* _EXERCISE GOAL_: If a line in the records contains the string "image", show that line.

(Beginning of EXERCISE INPUT)

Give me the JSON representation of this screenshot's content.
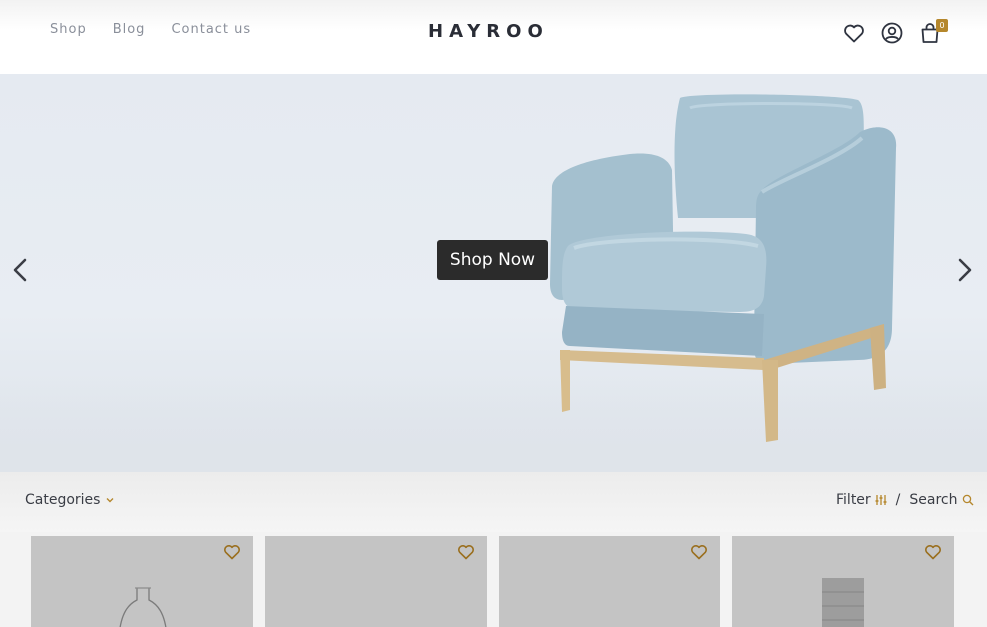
{
  "header": {
    "nav": [
      "Shop",
      "Blog",
      "Contact us"
    ],
    "logo": "HAYROO",
    "cart_count": "0",
    "icons": [
      "heart-icon",
      "user-icon",
      "cart-icon"
    ]
  },
  "hero": {
    "cta_label": "Shop Now",
    "image": "light-blue-armchair"
  },
  "toolbar": {
    "categories_label": "Categories",
    "filter_label": "Filter",
    "separator": "/",
    "search_label": "Search"
  },
  "products": [
    {
      "image": "glass-vase"
    },
    {
      "image": "blank"
    },
    {
      "image": "blank"
    },
    {
      "image": "grey-drawers"
    }
  ],
  "colors": {
    "accent": "#b5872c",
    "dark": "#2b2b2b",
    "card_bg": "#c4c4c4"
  }
}
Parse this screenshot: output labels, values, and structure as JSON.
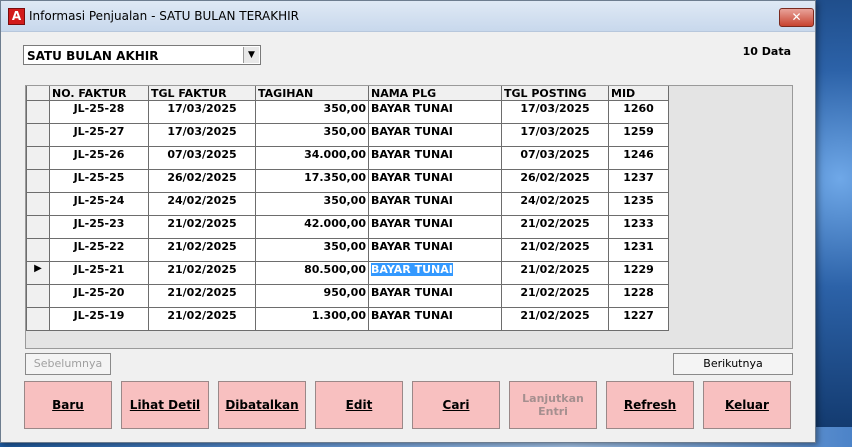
{
  "window": {
    "title": "Informasi Penjualan - SATU BULAN TERAKHIR",
    "app_icon": "A",
    "close_icon": "close-icon"
  },
  "filter": {
    "value": "SATU BULAN AKHIR"
  },
  "count_label": "10 Data",
  "table": {
    "headers": [
      "NO. FAKTUR",
      "TGL FAKTUR",
      "TAGIHAN",
      "NAMA PLG",
      "TGL POSTING",
      "MID"
    ],
    "rows": [
      [
        "JL-25-28",
        "17/03/2025",
        "350,00",
        "BAYAR TUNAI",
        "17/03/2025",
        "1260"
      ],
      [
        "JL-25-27",
        "17/03/2025",
        "350,00",
        "BAYAR TUNAI",
        "17/03/2025",
        "1259"
      ],
      [
        "JL-25-26",
        "07/03/2025",
        "34.000,00",
        "BAYAR TUNAI",
        "07/03/2025",
        "1246"
      ],
      [
        "JL-25-25",
        "26/02/2025",
        "17.350,00",
        "BAYAR TUNAI",
        "26/02/2025",
        "1237"
      ],
      [
        "JL-25-24",
        "24/02/2025",
        "350,00",
        "BAYAR TUNAI",
        "24/02/2025",
        "1235"
      ],
      [
        "JL-25-23",
        "21/02/2025",
        "42.000,00",
        "BAYAR TUNAI",
        "21/02/2025",
        "1233"
      ],
      [
        "JL-25-22",
        "21/02/2025",
        "350,00",
        "BAYAR TUNAI",
        "21/02/2025",
        "1231"
      ],
      [
        "JL-25-21",
        "21/02/2025",
        "80.500,00",
        "BAYAR TUNAI",
        "21/02/2025",
        "1229"
      ],
      [
        "JL-25-20",
        "21/02/2025",
        "950,00",
        "BAYAR TUNAI",
        "21/02/2025",
        "1228"
      ],
      [
        "JL-25-19",
        "21/02/2025",
        "1.300,00",
        "BAYAR TUNAI",
        "21/02/2025",
        "1227"
      ]
    ],
    "selected_row": 7,
    "row_indicator": "▶"
  },
  "pager": {
    "prev": "Sebelumnya",
    "next": "Berikutnya"
  },
  "buttons": {
    "baru": "Baru",
    "lihat_detil": "Lihat Detil",
    "dibatalkan": "Dibatalkan",
    "edit": "Edit",
    "cari": "Cari",
    "lanjutkan_entri": "Lanjutkan Entri",
    "refresh": "Refresh",
    "keluar": "Keluar"
  },
  "colors": {
    "button_bg": "#f8c0c0",
    "selection": "#3399ff",
    "close_btn": "#c7432f"
  }
}
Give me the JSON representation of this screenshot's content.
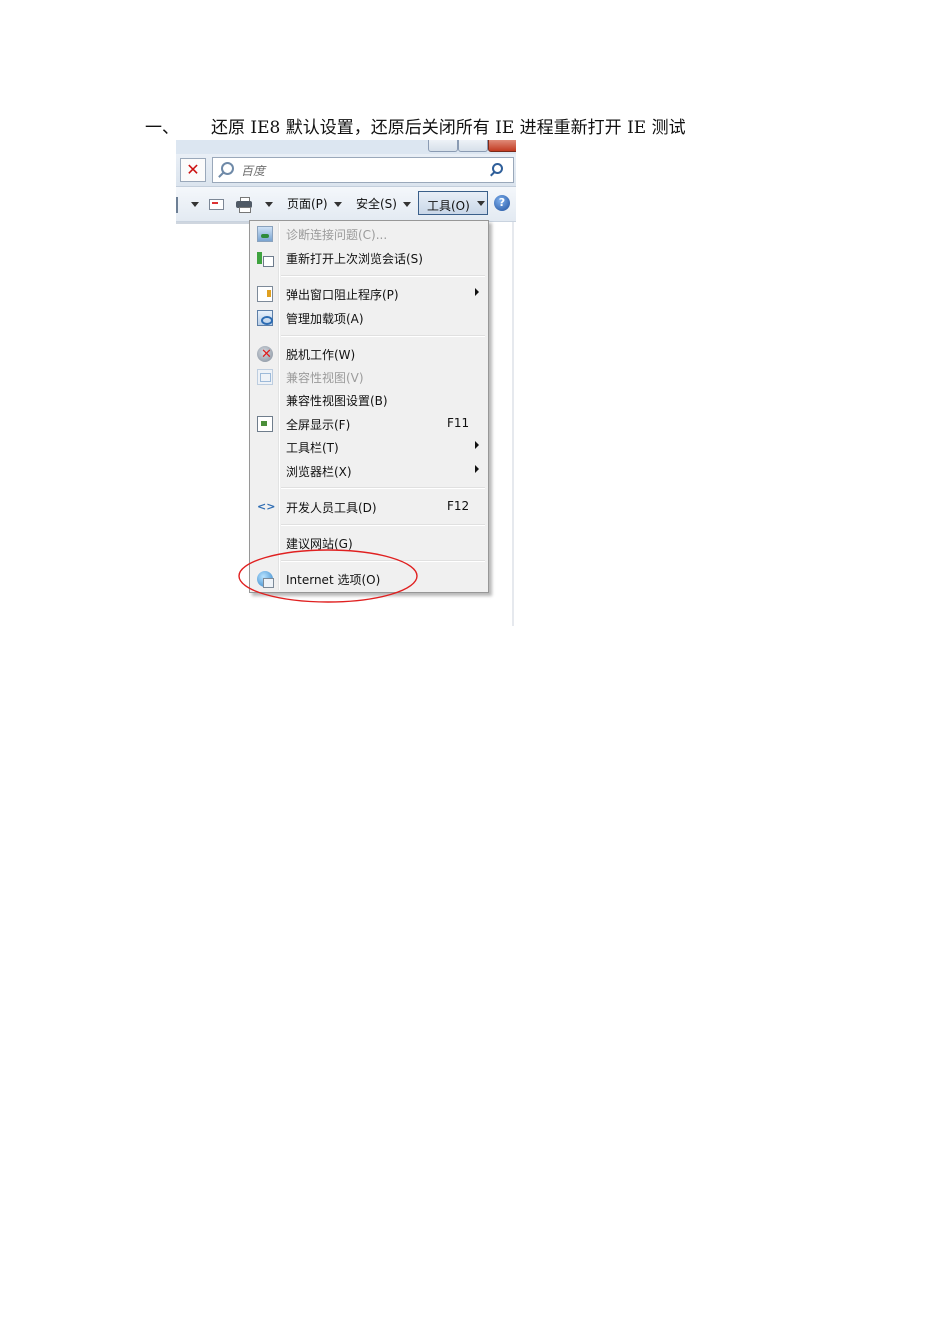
{
  "heading": {
    "number": "一、",
    "text": "还原 IE8 默认设置，还原后关闭所有 IE 进程重新打开 IE 测试"
  },
  "search": {
    "placeholder": "百度"
  },
  "command_bar": {
    "page_label": "页面(P)",
    "safety_label": "安全(S)",
    "tools_label": "工具(O)",
    "help_glyph": "?"
  },
  "tools_menu": {
    "items": [
      {
        "label": "诊断连接问题(C)...",
        "disabled": true,
        "icon": "diagnose-icon"
      },
      {
        "label": "重新打开上次浏览会话(S)",
        "disabled": false,
        "icon": "reopen-session-icon"
      },
      {
        "label": "弹出窗口阻止程序(P)",
        "disabled": false,
        "icon": "popup-blocker-icon",
        "submenu": true
      },
      {
        "label": "管理加载项(A)",
        "disabled": false,
        "icon": "add-ons-icon"
      },
      {
        "label": "脱机工作(W)",
        "disabled": false,
        "icon": "work-offline-icon"
      },
      {
        "label": "兼容性视图(V)",
        "disabled": true,
        "icon": "compatibility-view-icon"
      },
      {
        "label": "兼容性视图设置(B)",
        "disabled": false
      },
      {
        "label": "全屏显示(F)",
        "disabled": false,
        "icon": "full-screen-icon",
        "shortcut": "F11"
      },
      {
        "label": "工具栏(T)",
        "disabled": false,
        "submenu": true
      },
      {
        "label": "浏览器栏(X)",
        "disabled": false,
        "submenu": true
      },
      {
        "label": "开发人员工具(D)",
        "disabled": false,
        "icon": "developer-tools-icon",
        "shortcut": "F12"
      },
      {
        "label": "建议网站(G)",
        "disabled": false
      },
      {
        "label": "Internet 选项(O)",
        "disabled": false,
        "icon": "internet-options-icon",
        "highlighted_by_annotation": true
      }
    ]
  },
  "annotation": {
    "ring_color": "#e02020"
  }
}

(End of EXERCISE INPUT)

* _EXERCISE OUTPUT_:
    "image": "light-blue-armchair"
      "image": "glass-vase"
      "image": "blank"
      "image": "blank"
      "image": "grey-drawers"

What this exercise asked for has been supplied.